I talked to the receptionist at the PC office. I asked about staying at the transit house. She said they were having an IST so the house was full. She offered to direct us to an inexpensive hotel near the PC office. Then she said to get a taxi and tell them to drop us at Croix de Rouge and the office would be right behind it.
I hung up. Relayed the info to Lenore then we went out to get a taxi. Well, the taxis were all gone. They must have come for the arrival of the bus then all left with passengers. Two nice men helped us get a taxi and made sure the driver knew where we were going. We gave them at tip. This time they said thank you and took it.
We dropped at Le Croix Rouge. We asked a the people sitting outside O et les corps de paix? One man took us to the intersection. He said “many uninteligable, to me, French words then voila something i understood! “tourne al a gouche” more advanced french” I repeated “Oui Tourne al a gouche”. He replied with more advanced french, pointing down the road and i heard “gouche’ again. I nodded and though we would start out and ask along the way. But this man was not convinced I knew where we were going. He was right of course so he walked us the three blocks to the left turn. Then pointed out the white vehicles far down the road on the right. Corps de le Paix.
Our reception was less than war, maybe neutral is the best word. The guard demanded our PC ids. When he called the receptionist we had talked to on the phone, she told him to point the way to the Hotel Zomdogo. I guess we are use to people in Ghana who drop everything to greet a stranger.
After walking four blocks straight down the road from the PC office we asked a guard outside a house “o et l’hotel Zomdogo?” He pointed to the third building on the right! We had arrived.
The room costs 12,500 CFAs. You pronounce it ceefaas. That translated into 40 GH Cedis. Lenore said she paid 30 GH Cedis for a nice room in Cape Coast with a distant view of the ocean. But we had no idea what rooms cost here and were already starting to think things were more expensive in Burkina Faso. I decided to think of it in American Dollars so that would be 27 American Dollars. It had a fan, ventile not climitize, an air conditioner, and one room that included sink, toilet and shower head.
By the time we settled in it was time to eat. We said to the man at the desk “Nous avons mangon, s’il vous plait. ou?” His reply was simple and understandable, “ici, mesdames.” We were ushered into the dinning room. The table were covered with a white cloth. On the walls hung three paintings and a border of a vine with fruit and vegetables was painted on the wall near the kitchen. But on closer inspection the paintings were directly on the wall. I thought they were wall hangings because they were signed and had a border around them making them look like paintings. These small details speak of an appreciation of the artistic side of life that I don’t see all that often in Ghana.
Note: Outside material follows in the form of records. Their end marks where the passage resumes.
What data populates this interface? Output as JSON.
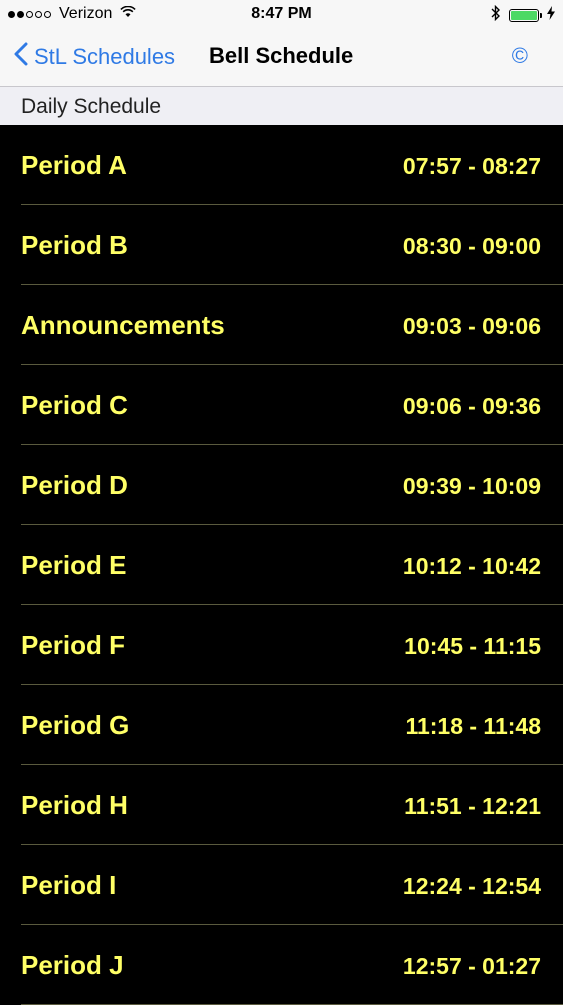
{
  "status_bar": {
    "carrier": "Verizon",
    "signal_bars_filled": 2,
    "signal_bars_total": 5,
    "time": "8:47 PM",
    "battery_level_percent": 100
  },
  "nav": {
    "back_label": "StL Schedules",
    "title": "Bell Schedule",
    "right_icon_glyph": "©",
    "accent_color": "#2f7ae5"
  },
  "section": {
    "header": "Daily Schedule"
  },
  "theme": {
    "list_background": "#000000",
    "text_color": "#ffff66"
  },
  "schedule": [
    {
      "name": "Period A",
      "time": "07:57 - 08:27"
    },
    {
      "name": "Period B",
      "time": "08:30 - 09:00"
    },
    {
      "name": "Announcements",
      "time": "09:03 - 09:06"
    },
    {
      "name": "Period C",
      "time": "09:06 - 09:36"
    },
    {
      "name": "Period D",
      "time": "09:39 - 10:09"
    },
    {
      "name": "Period E",
      "time": "10:12 - 10:42"
    },
    {
      "name": "Period F",
      "time": "10:45 - 11:15"
    },
    {
      "name": "Period G",
      "time": "11:18 - 11:48"
    },
    {
      "name": "Period H",
      "time": "11:51 - 12:21"
    },
    {
      "name": "Period I",
      "time": "12:24 - 12:54"
    },
    {
      "name": "Period J",
      "time": "12:57 - 01:27"
    }
  ]
}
Our waiter returned in a white cooks jacket and took our order. He brought our drinks. Poured them for us. Lenore had a vegetable goulash over rice. I had a steak sauteed in onions, garlic and green peppers with Pomme de Frite on the side. (French fries!) It was a lovely dining experience.
At dinner we discussed a walk to Rue Charles de Gaulle but it had turned dark by the time dinner was over. We retired to our room. Thus ended day one in Burkina Faso.